Work instructions: Which lines of the records below contain the word "true"? Report each of them in full.

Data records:
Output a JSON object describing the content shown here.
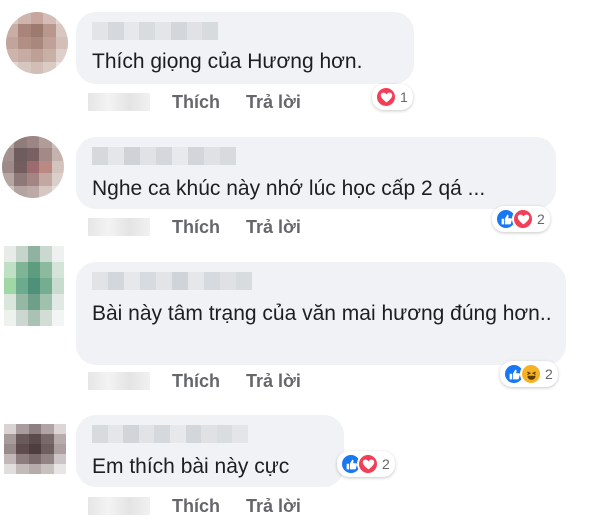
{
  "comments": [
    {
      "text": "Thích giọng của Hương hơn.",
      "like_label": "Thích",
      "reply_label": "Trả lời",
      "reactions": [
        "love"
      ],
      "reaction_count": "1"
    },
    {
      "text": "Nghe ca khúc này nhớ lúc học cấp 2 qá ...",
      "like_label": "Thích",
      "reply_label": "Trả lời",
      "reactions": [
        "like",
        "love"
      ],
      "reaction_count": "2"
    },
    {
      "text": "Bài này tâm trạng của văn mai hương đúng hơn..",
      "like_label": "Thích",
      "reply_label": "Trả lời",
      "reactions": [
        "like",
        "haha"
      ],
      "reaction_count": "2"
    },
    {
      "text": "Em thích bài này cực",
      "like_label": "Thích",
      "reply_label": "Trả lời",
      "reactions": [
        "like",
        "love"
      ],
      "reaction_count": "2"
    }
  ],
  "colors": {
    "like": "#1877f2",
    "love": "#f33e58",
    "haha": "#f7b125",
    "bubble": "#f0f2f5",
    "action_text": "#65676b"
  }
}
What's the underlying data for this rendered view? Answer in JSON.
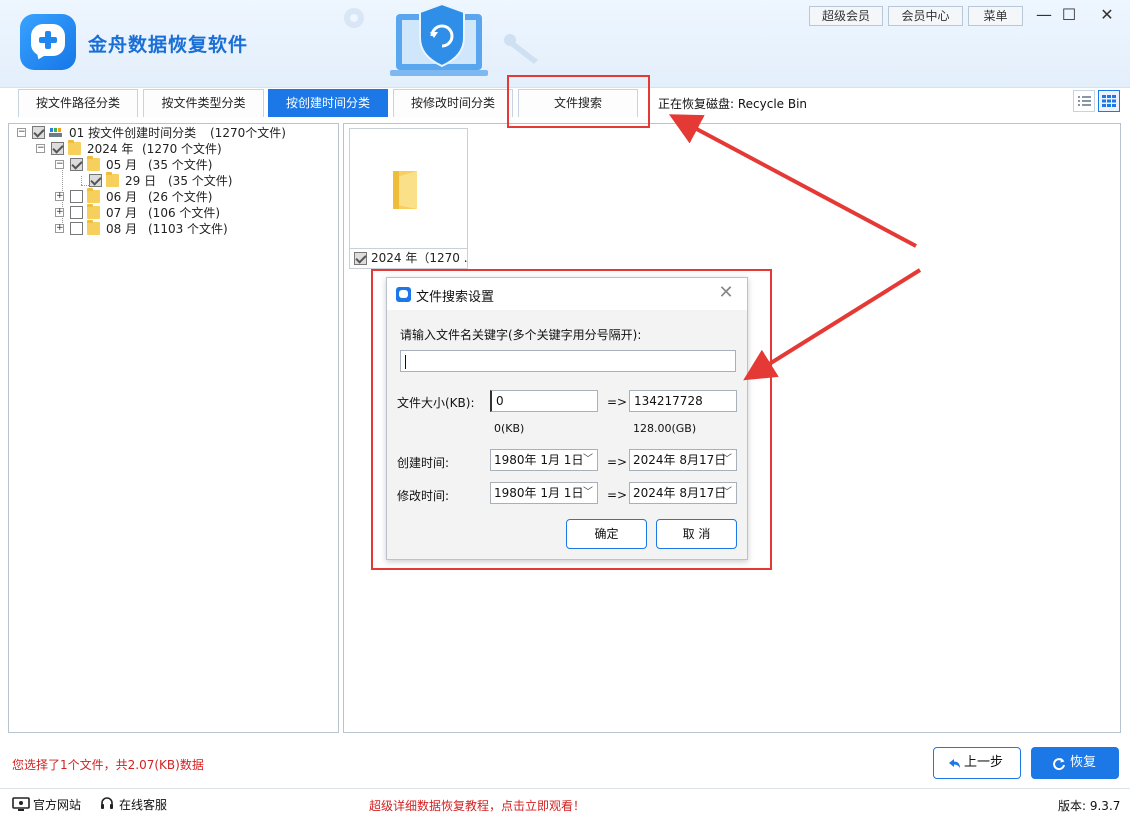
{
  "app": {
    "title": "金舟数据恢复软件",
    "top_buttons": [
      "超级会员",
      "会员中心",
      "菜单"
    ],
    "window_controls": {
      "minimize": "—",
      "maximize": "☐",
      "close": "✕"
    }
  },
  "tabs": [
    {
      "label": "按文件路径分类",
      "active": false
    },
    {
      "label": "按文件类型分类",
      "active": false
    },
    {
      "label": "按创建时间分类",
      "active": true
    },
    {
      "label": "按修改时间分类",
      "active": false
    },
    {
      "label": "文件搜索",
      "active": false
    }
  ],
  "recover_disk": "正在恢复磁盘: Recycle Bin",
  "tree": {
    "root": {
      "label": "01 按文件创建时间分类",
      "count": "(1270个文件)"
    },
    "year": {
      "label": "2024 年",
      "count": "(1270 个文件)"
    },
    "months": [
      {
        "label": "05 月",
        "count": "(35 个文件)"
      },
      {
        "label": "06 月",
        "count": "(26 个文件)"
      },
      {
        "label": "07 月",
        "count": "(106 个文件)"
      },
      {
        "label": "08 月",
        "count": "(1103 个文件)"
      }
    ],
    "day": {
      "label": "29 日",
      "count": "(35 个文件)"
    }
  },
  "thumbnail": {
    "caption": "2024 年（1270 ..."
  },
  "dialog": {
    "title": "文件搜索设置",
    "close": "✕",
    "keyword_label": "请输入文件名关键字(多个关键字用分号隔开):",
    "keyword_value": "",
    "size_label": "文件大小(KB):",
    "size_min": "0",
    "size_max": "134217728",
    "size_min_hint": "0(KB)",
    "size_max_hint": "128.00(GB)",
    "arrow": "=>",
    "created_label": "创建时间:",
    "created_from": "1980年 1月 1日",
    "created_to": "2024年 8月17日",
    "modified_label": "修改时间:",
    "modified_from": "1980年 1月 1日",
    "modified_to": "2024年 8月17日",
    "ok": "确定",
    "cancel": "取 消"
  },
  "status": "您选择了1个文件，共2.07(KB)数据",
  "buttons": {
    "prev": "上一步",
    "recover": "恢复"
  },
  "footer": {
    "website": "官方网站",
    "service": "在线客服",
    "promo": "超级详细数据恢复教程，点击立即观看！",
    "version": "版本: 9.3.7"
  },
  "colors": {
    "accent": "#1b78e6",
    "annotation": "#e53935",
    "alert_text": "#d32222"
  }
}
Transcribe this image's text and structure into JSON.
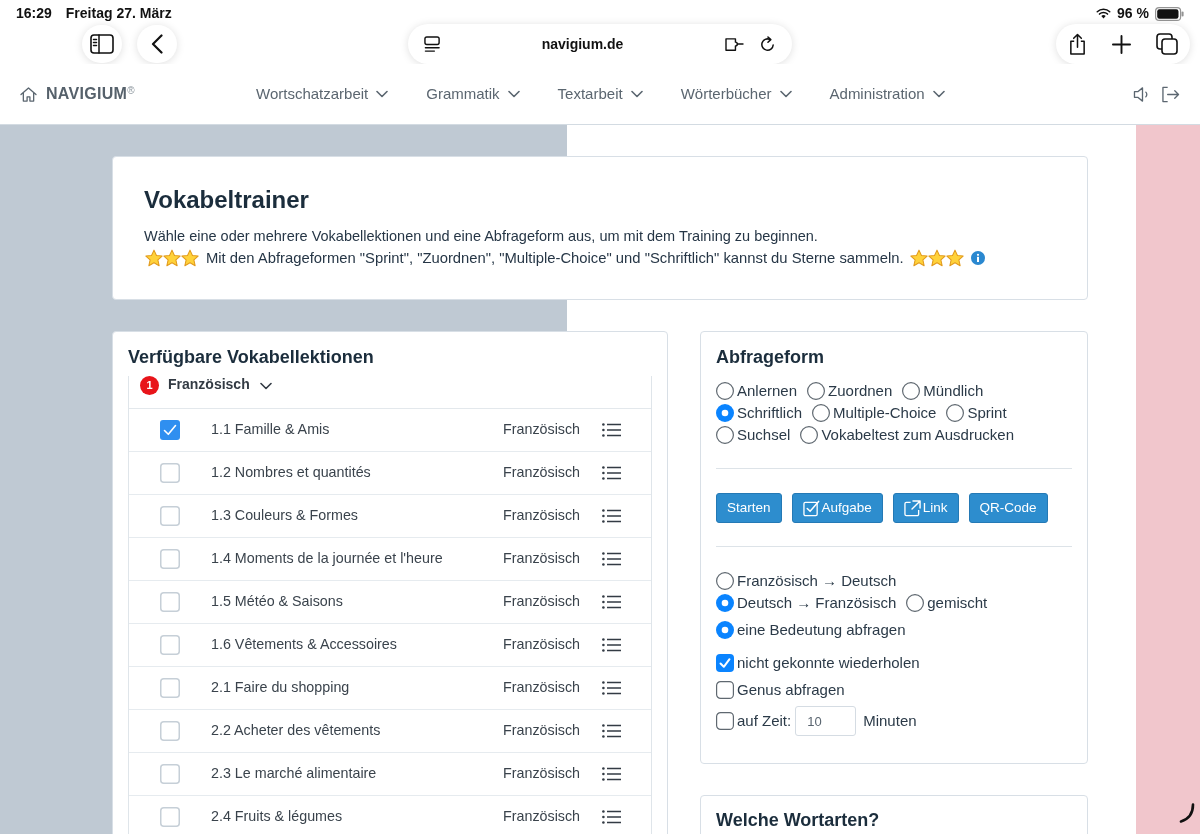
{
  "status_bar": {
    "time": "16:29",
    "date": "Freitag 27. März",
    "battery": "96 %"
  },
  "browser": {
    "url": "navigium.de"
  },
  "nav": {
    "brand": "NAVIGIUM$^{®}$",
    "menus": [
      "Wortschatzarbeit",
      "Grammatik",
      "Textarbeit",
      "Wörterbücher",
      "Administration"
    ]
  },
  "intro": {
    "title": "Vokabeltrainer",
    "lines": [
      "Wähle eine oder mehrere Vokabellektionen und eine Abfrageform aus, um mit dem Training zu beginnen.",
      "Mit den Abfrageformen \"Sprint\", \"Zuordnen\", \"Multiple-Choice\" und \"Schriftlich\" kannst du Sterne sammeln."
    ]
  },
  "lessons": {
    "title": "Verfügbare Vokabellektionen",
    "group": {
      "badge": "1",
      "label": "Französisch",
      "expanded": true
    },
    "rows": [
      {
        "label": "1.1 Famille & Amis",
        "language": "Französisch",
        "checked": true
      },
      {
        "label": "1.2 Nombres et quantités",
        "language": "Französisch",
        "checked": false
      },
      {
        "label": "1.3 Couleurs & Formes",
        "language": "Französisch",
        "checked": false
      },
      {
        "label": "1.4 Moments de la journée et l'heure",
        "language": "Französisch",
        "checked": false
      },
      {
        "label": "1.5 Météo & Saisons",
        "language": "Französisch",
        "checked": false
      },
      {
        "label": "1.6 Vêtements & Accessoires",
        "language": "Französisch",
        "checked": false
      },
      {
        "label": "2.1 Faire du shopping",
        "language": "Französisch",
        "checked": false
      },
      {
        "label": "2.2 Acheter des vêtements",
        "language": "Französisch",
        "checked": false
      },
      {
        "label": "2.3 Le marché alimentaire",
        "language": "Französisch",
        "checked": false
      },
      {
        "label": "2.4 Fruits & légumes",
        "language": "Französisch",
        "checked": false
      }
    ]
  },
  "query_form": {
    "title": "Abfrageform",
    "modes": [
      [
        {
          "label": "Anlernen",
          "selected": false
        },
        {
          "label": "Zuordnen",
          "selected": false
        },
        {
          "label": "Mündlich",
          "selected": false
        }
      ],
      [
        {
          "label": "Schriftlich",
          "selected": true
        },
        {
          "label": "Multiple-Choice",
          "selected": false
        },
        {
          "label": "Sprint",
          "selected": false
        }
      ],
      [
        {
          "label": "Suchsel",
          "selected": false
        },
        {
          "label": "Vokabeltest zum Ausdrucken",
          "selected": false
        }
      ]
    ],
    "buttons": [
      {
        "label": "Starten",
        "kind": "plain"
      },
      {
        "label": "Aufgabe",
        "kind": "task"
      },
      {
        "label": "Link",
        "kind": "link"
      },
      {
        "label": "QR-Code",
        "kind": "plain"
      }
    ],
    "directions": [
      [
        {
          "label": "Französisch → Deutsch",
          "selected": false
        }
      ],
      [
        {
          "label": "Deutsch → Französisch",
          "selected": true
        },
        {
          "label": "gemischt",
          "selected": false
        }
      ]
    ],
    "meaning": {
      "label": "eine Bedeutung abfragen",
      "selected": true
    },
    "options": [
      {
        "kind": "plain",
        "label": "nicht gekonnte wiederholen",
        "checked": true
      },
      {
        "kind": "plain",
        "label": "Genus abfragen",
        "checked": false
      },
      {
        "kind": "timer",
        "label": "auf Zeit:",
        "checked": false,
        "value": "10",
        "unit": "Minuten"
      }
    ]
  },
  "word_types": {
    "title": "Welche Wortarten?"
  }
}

Exercise output:
      "active": true
      "expanded": true
        "checked": true
          "selected": true
          "selected": true
      "selected": true
        "checked": true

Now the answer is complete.